** TASK **
Output all the records word for word. Drop the pictures.

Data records
--- --- ---
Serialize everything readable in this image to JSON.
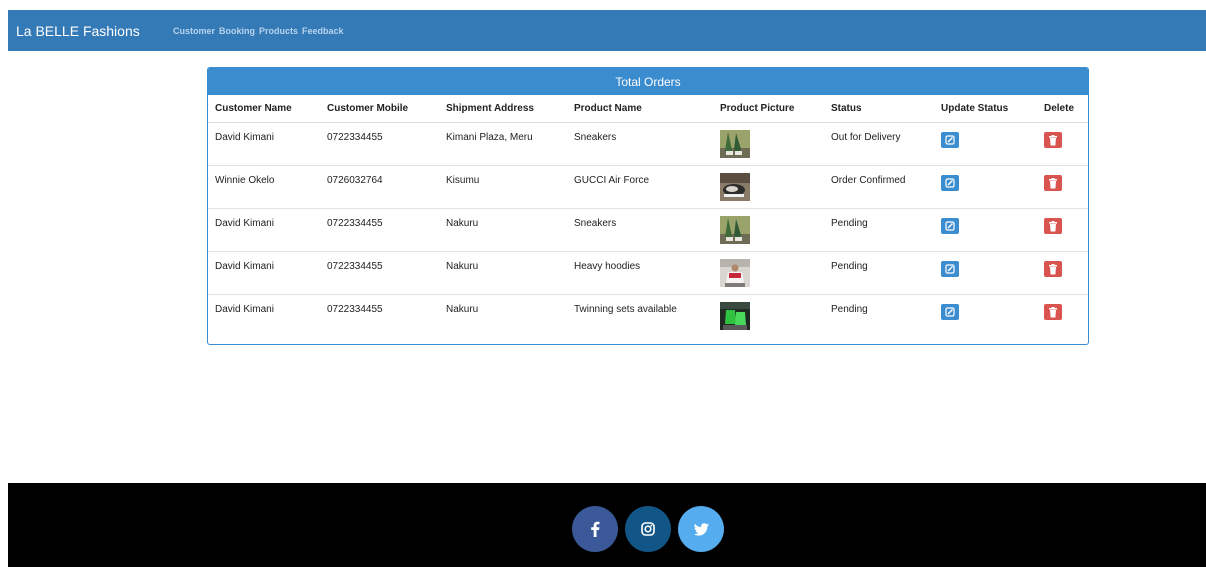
{
  "navbar": {
    "brand": "La BELLE Fashions",
    "links": [
      "Customer",
      "Booking",
      "Products",
      "Feedback"
    ]
  },
  "panel": {
    "title": "Total Orders"
  },
  "table": {
    "headers": [
      "Customer Name",
      "Customer Mobile",
      "Shipment Address",
      "Product Name",
      "Product Picture",
      "Status",
      "Update Status",
      "Delete"
    ],
    "rows": [
      {
        "name": "David Kimani",
        "mobile": "0722334455",
        "address": "Kimani Plaza, Meru",
        "product": "Sneakers",
        "picture": "sneakers-photo",
        "status": "Out for Delivery"
      },
      {
        "name": "Winnie Okelo",
        "mobile": "0726032764",
        "address": "Kisumu",
        "product": "GUCCI Air Force",
        "picture": "gucci-shoes-photo",
        "status": "Order Confirmed"
      },
      {
        "name": "David Kimani",
        "mobile": "0722334455",
        "address": "Nakuru",
        "product": "Sneakers",
        "picture": "sneakers-photo",
        "status": "Pending"
      },
      {
        "name": "David Kimani",
        "mobile": "0722334455",
        "address": "Nakuru",
        "product": "Heavy hoodies",
        "picture": "hoodie-photo",
        "status": "Pending"
      },
      {
        "name": "David Kimani",
        "mobile": "0722334455",
        "address": "Nakuru",
        "product": "Twinning sets available",
        "picture": "twinning-set-photo",
        "status": "Pending"
      }
    ]
  },
  "icons": {
    "update": "edit-icon",
    "delete": "trash-icon",
    "social": [
      "facebook-icon",
      "instagram-icon",
      "twitter-icon"
    ]
  },
  "colors": {
    "navbar": "#337ab7",
    "panel_heading": "#3a8ccf",
    "edit_button": "#3c8dd0",
    "delete_button": "#d9534f",
    "facebook": "#3b5998",
    "instagram": "#125688",
    "twitter": "#55acee",
    "footer": "#000000"
  }
}
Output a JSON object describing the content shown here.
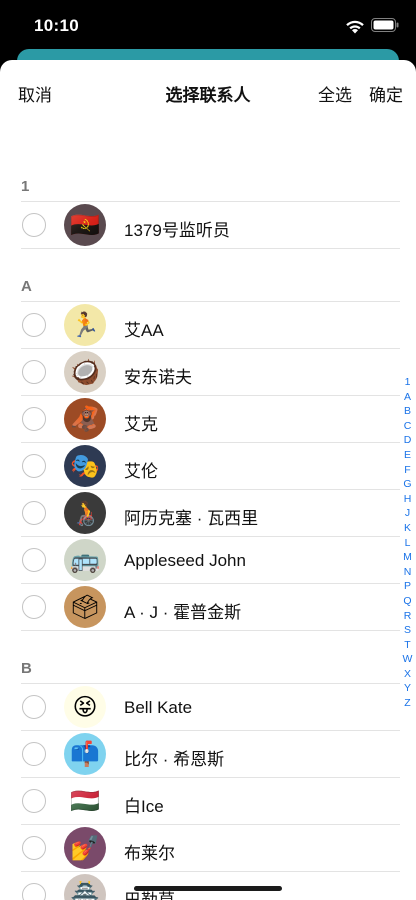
{
  "status_bar": {
    "time": "10:10"
  },
  "nav": {
    "cancel": "取消",
    "title": "选择联系人",
    "select_all": "全选",
    "confirm": "确定"
  },
  "sections": [
    {
      "letter": "1",
      "contacts": [
        {
          "name": "1379号监听员",
          "avatar": "angola-flag",
          "avatar_bg": "#5a4a4f"
        }
      ]
    },
    {
      "letter": "A",
      "contacts": [
        {
          "name": "艾AA",
          "avatar": "runner-emoji",
          "avatar_bg": "#f3e8a8"
        },
        {
          "name": "安东诺夫",
          "avatar": "coconut-emoji",
          "avatar_bg": "#d9d0c4"
        },
        {
          "name": "艾克",
          "avatar": "orangutan-emoji",
          "avatar_bg": "#9c4b25"
        },
        {
          "name": "艾伦",
          "avatar": "performing-arts-emoji",
          "avatar_bg": "#2e3a53"
        },
        {
          "name": "阿历克塞 · 瓦西里",
          "avatar": "wheelchair-emoji",
          "avatar_bg": "#3a3a3a"
        },
        {
          "name": "Appleseed John",
          "avatar": "bus-emoji",
          "avatar_bg": "#cfd6c8"
        },
        {
          "name": "A · J · 霍普金斯",
          "avatar": "ballot-box-emoji",
          "avatar_bg": "#c7955e"
        }
      ]
    },
    {
      "letter": "B",
      "contacts": [
        {
          "name": "Bell Kate",
          "avatar": "tongue-face-emoji",
          "avatar_bg": "#fffde7"
        },
        {
          "name": "比尔 · 希恩斯",
          "avatar": "mailbox-emoji",
          "avatar_bg": "#7fd3ef"
        },
        {
          "name": "白Ice",
          "avatar": "hungary-flag",
          "avatar_bg": "#ffffff"
        },
        {
          "name": "布莱尔",
          "avatar": "nail-polish-emoji",
          "avatar_bg": "#7a4a6a"
        },
        {
          "name": "巴勒莫",
          "avatar": "japanese-castle-emoji",
          "avatar_bg": "#cfc5bf"
        }
      ]
    }
  ],
  "index_letters": [
    "1",
    "A",
    "B",
    "C",
    "D",
    "E",
    "F",
    "G",
    "H",
    "J",
    "K",
    "L",
    "M",
    "N",
    "P",
    "Q",
    "R",
    "S",
    "T",
    "W",
    "X",
    "Y",
    "Z"
  ]
}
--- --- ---
** ANSWER SECTION **
Serialize everything readable in this image to JSON.
{
  "navbar": {
    "brand": "La BELLE Fashions",
    "links": [
      "Customer",
      "Booking",
      "Products",
      "Feedback"
    ]
  },
  "panel": {
    "title": "Total Orders"
  },
  "table": {
    "headers": [
      "Customer Name",
      "Customer Mobile",
      "Shipment Address",
      "Product Name",
      "Product Picture",
      "Status",
      "Update Status",
      "Delete"
    ],
    "rows": [
      {
        "name": "David Kimani",
        "mobile": "0722334455",
        "address": "Kimani Plaza, Meru",
        "product": "Sneakers",
        "picture": "sneakers-photo",
        "status": "Out for Delivery"
      },
      {
        "name": "Winnie Okelo",
        "mobile": "0726032764",
        "address": "Kisumu",
        "product": "GUCCI Air Force",
        "picture": "gucci-shoes-photo",
        "status": "Order Confirmed"
      },
      {
        "name": "David Kimani",
        "mobile": "0722334455",
        "address": "Nakuru",
        "product": "Sneakers",
        "picture": "sneakers-photo",
        "status": "Pending"
      },
      {
        "name": "David Kimani",
        "mobile": "0722334455",
        "address": "Nakuru",
        "product": "Heavy hoodies",
        "picture": "hoodie-photo",
        "status": "Pending"
      },
      {
        "name": "David Kimani",
        "mobile": "0722334455",
        "address": "Nakuru",
        "product": "Twinning sets available",
        "picture": "twinning-set-photo",
        "status": "Pending"
      }
    ]
  },
  "icons": {
    "update": "edit-icon",
    "delete": "trash-icon",
    "social": [
      "facebook-icon",
      "instagram-icon",
      "twitter-icon"
    ]
  },
  "colors": {
    "navbar": "#337ab7",
    "panel_heading": "#3a8ccf",
    "edit_button": "#3c8dd0",
    "delete_button": "#d9534f",
    "facebook": "#3b5998",
    "instagram": "#125688",
    "twitter": "#55acee",
    "footer": "#000000"
  }
}
Output a JSON object describing the content shown here.
{
  "status_bar": {
    "time": "10:10"
  },
  "nav": {
    "cancel": "取消",
    "title": "选择联系人",
    "select_all": "全选",
    "confirm": "确定"
  },
  "sections": [
    {
      "letter": "1",
      "contacts": [
        {
          "name": "1379号监听员",
          "avatar": "angola-flag",
          "avatar_bg": "#5a4a4f"
        }
      ]
    },
    {
      "letter": "A",
      "contacts": [
        {
          "name": "艾AA",
          "avatar": "runner-emoji",
          "avatar_bg": "#f3e8a8"
        },
        {
          "name": "安东诺夫",
          "avatar": "coconut-emoji",
          "avatar_bg": "#d9d0c4"
        },
        {
          "name": "艾克",
          "avatar": "orangutan-emoji",
          "avatar_bg": "#9c4b25"
        },
        {
          "name": "艾伦",
          "avatar": "performing-arts-emoji",
          "avatar_bg": "#2e3a53"
        },
        {
          "name": "阿历克塞 · 瓦西里",
          "avatar": "wheelchair-emoji",
          "avatar_bg": "#3a3a3a"
        },
        {
          "name": "Appleseed John",
          "avatar": "bus-emoji",
          "avatar_bg": "#cfd6c8"
        },
        {
          "name": "A · J · 霍普金斯",
          "avatar": "ballot-box-emoji",
          "avatar_bg": "#c7955e"
        }
      ]
    },
    {
      "letter": "B",
      "contacts": [
        {
          "name": "Bell Kate",
          "avatar": "tongue-face-emoji",
          "avatar_bg": "#fffde7"
        },
        {
          "name": "比尔 · 希恩斯",
          "avatar": "mailbox-emoji",
          "avatar_bg": "#7fd3ef"
        },
        {
          "name": "白Ice",
          "avatar": "hungary-flag",
          "avatar_bg": "#ffffff"
        },
        {
          "name": "布莱尔",
          "avatar": "nail-polish-emoji",
          "avatar_bg": "#7a4a6a"
        },
        {
          "name": "巴勒莫",
          "avatar": "japanese-castle-emoji",
          "avatar_bg": "#cfc5bf"
        }
      ]
    }
  ],
  "index_letters": [
    "1",
    "A",
    "B",
    "C",
    "D",
    "E",
    "F",
    "G",
    "H",
    "J",
    "K",
    "L",
    "M",
    "N",
    "P",
    "Q",
    "R",
    "S",
    "T",
    "W",
    "X",
    "Y",
    "Z"
  ]
}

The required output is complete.